- OECD Principles of Corporate Governance –1999
- Basel Committee Guidelines –1999
- Smith Report–2003
- Code of Corporate Governance issued by SECP–2002
- Sarbanes-Oxley Act–2002
The legislation that’s had the largest impact on corporations in the United States is the Sarbanes-Oxley Act of 2002. The official name of this act is the Public Company Accounting Reform and Investor Protection Act of 2002. It was the first act related to federal securities in the U.S. since the Great Depression.
What Are the Accepted Best Practices for Corporate Governance?
A diverse group of 13 of the top corporate CEOs met and issued an open letter to the public in 2016 called the Commonsense Corporate Governance Principles. The goal in developing this report was to find some common ground that came from the highest level of corporate governance to be used as a basic guide for every corporation.
The unique nature of each corporation doesn’t make it possible for there to be a single, comprehensive set of best practices. The Commonsense Corporate Governance Principles are intended to be a basis for constructive discussion at every level of the corporate structure so that each corporation can fine-tune their own unique set of principles and practices that promote trust in their corporations.
New corporations should read the full report before deciding on their corporation’s best practices.
Pillars of Common-sense Principles of Corporate Governance
The consortium recommends that corporations begin with these eight basic, common-sense principles of corporate governance:
- Composition of the board and internal governance. Directors should be independently loyal to the shareholders without undue managerial influence.
- Board of director responsibilities. Communicate with shareholders, place priority on their concerns, meet regularly in executive session, focus on long-term strategies.

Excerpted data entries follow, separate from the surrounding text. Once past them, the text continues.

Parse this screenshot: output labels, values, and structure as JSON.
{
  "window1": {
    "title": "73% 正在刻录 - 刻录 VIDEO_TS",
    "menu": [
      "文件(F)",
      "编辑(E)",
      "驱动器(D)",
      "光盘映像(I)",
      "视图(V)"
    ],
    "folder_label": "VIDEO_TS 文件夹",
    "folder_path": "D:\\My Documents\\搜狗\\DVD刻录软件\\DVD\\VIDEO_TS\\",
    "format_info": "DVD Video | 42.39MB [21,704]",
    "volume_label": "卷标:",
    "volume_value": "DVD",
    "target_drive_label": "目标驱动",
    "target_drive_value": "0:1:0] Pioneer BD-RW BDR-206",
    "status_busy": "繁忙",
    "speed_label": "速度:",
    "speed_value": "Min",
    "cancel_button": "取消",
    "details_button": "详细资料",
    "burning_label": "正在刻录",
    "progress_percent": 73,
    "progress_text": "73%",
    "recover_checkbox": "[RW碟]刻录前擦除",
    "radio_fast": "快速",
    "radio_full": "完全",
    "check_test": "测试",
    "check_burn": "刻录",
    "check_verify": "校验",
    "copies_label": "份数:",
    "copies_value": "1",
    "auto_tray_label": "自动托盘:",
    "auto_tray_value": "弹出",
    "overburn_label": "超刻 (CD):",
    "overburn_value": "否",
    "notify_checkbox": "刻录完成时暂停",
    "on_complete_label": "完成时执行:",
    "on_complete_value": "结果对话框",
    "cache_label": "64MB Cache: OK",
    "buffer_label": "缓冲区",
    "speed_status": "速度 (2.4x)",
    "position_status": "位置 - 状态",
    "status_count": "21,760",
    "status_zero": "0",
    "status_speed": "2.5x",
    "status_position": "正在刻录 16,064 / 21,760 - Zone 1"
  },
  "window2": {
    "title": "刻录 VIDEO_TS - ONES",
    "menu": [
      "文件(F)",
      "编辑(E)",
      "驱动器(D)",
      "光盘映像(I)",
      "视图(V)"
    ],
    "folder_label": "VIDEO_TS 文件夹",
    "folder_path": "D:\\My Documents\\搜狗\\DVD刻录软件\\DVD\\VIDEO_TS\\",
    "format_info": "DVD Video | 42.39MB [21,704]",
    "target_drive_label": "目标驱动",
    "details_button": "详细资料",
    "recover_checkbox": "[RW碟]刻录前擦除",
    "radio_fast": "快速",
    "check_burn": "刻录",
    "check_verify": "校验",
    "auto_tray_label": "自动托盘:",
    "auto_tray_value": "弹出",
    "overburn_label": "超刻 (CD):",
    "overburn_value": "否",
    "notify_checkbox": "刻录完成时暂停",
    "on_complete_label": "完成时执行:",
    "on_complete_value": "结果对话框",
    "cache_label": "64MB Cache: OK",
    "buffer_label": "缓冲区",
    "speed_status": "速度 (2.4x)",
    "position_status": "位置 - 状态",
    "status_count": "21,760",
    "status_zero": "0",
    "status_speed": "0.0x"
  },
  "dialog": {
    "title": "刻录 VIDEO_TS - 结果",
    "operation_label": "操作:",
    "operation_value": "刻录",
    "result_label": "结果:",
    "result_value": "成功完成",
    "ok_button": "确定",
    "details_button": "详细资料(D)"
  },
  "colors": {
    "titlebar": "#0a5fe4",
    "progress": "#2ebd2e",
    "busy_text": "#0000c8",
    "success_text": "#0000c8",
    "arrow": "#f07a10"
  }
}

- Shareholder rights. Avoid dual-class voting and treat shareholders equally.
- Public reporting. Report with transparency, avoid reporting estimations, disclose long-term goals, and explain mergers and acquisitions.
- Board leadership. Make careful decision about combining CEO role with board chair and, if done, hire an independent director with clearly defined authority and responsibilities.
- Management succession planning. Board and shareholders should have access to senior management so they can evaluate management. Companies should have identified succession plans and be able to communicate those plans on both a regular and an emergency basis.
- Management compensation. Compensation should be competitive to attract the best talent, should evolve over time but have continuity over the long term. Boards should communicate benchmarks and compensation plans with shareholders and consider the benefits of making compensation in the form of stock or equity-like instruments.
- Asset managers’ role in corporate governance. Asset managers have a strategic role in holding the board accountable. They should evaluate the issues that matter most to shareholders, giving special merit to long-term investment success. Asset managers evaluate the board directors and oversee proxy voting. They should have access to the board, management and others within the company as needed. Asset managers who raise critical issues in the early stages go a long way toward earning the trust of the shareholders.
Some Final Thoughts About Best Practices of Corporate Governance
While the regulatory acts in recent years are helping companies to regain the public trust they lost through the corporate greed of the past, small companies were the most affected by stronger regulations. Many smaller companies could not afford to meet the new regulations. They lack the funds to hire attorneys, management and purchasing software. Some companies needed to delist their shares from public exchanges as a result.
The overall feeling is that increased oversight is a small price to pay for the security of knowing that companies are conducting business with accountability and transparency. Shareholders want assurance that they are truly protected. To make sure that your board is sticking to the best practices for corporate governance, you should consider using a board portal. Using a board portal will allow you to comply with all corporate governance practices in a secure and streamlined environment. See how you can improve your corporate governance in a simpler environment.